How many lines of these entries include the string "Sign"? State the number alone.

[Web page and app entries]
Start of Block

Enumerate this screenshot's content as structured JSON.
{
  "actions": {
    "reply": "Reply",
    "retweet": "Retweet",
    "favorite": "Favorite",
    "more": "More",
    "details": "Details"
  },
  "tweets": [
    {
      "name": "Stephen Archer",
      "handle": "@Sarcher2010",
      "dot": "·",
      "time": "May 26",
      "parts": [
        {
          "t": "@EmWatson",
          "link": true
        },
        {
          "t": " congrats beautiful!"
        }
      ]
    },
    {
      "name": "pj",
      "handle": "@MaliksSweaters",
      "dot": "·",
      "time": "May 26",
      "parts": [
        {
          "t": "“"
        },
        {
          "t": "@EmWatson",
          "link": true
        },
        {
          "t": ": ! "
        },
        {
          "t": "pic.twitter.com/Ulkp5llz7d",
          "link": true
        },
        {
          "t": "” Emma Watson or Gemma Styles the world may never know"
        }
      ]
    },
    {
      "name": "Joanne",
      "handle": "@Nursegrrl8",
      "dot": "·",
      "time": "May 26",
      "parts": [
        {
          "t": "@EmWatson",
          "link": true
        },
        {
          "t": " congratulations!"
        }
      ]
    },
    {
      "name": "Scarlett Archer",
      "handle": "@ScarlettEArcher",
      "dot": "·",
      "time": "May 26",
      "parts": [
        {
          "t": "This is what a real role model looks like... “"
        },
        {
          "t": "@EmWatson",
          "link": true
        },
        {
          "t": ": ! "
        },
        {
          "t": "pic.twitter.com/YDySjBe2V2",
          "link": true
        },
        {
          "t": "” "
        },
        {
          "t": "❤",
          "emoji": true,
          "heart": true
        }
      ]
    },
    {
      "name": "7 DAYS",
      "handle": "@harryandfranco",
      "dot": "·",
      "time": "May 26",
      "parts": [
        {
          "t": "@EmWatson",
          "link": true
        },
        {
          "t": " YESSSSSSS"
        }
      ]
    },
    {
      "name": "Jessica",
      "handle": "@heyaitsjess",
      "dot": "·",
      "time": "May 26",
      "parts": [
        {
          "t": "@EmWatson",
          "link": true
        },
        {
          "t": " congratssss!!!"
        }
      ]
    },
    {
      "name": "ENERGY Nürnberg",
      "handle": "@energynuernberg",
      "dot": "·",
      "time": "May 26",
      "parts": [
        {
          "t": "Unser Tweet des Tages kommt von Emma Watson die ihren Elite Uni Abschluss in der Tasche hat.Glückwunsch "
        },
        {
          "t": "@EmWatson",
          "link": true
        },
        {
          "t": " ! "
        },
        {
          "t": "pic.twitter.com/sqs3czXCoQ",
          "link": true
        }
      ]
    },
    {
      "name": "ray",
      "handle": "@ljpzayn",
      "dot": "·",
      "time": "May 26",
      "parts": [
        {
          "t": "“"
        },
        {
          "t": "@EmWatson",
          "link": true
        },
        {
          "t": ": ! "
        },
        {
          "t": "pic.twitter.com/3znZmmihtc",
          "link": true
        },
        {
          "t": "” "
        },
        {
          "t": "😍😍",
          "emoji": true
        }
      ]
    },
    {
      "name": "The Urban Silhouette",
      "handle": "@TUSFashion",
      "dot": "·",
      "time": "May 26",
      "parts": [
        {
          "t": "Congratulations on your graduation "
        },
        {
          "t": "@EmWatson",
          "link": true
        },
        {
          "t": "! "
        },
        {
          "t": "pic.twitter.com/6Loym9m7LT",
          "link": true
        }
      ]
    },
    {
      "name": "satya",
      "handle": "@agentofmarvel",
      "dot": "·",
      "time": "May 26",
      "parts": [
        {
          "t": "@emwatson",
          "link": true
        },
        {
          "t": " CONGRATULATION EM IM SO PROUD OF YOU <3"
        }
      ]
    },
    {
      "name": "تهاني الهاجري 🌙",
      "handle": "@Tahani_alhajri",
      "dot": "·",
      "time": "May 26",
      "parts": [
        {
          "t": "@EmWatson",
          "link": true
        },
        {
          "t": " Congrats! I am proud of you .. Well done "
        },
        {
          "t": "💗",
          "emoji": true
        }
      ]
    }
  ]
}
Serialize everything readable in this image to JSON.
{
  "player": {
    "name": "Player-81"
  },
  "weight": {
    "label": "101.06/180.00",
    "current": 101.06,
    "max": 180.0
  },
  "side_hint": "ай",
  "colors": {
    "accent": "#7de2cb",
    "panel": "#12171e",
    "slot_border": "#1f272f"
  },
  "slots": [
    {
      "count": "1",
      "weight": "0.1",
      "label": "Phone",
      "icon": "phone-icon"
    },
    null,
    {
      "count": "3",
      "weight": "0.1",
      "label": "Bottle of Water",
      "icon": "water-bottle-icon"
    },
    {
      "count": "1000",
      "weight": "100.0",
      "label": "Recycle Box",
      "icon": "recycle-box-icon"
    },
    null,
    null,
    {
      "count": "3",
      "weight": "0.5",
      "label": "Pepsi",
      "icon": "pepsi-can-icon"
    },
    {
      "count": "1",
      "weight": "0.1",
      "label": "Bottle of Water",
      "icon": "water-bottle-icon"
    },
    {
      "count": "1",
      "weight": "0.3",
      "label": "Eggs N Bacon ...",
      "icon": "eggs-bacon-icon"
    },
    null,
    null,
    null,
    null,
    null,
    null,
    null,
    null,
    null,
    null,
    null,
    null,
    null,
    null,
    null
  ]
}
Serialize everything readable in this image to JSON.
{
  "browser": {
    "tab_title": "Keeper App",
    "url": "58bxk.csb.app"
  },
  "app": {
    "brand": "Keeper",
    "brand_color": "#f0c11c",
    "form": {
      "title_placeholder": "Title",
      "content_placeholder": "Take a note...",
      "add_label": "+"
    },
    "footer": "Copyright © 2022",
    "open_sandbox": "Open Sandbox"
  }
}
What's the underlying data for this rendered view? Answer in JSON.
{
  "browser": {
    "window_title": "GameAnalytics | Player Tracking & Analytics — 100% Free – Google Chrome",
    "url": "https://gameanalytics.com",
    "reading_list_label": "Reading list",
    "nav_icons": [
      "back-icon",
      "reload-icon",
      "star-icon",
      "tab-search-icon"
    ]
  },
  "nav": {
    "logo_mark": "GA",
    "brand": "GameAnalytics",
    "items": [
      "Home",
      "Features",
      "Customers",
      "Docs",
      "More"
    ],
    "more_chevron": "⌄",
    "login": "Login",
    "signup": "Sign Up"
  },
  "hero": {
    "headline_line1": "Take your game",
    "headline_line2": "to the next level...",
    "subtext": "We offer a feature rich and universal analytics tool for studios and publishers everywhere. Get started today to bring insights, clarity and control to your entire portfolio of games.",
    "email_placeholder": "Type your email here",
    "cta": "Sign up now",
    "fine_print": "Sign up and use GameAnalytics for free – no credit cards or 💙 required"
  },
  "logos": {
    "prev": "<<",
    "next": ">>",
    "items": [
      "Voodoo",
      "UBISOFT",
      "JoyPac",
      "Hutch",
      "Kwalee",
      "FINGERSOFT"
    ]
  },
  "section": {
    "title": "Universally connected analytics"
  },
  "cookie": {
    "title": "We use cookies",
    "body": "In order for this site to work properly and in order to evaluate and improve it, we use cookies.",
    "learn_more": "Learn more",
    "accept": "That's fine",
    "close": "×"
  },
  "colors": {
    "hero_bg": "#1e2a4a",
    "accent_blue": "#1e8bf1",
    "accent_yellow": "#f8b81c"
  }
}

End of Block

**Solution for this problem**
3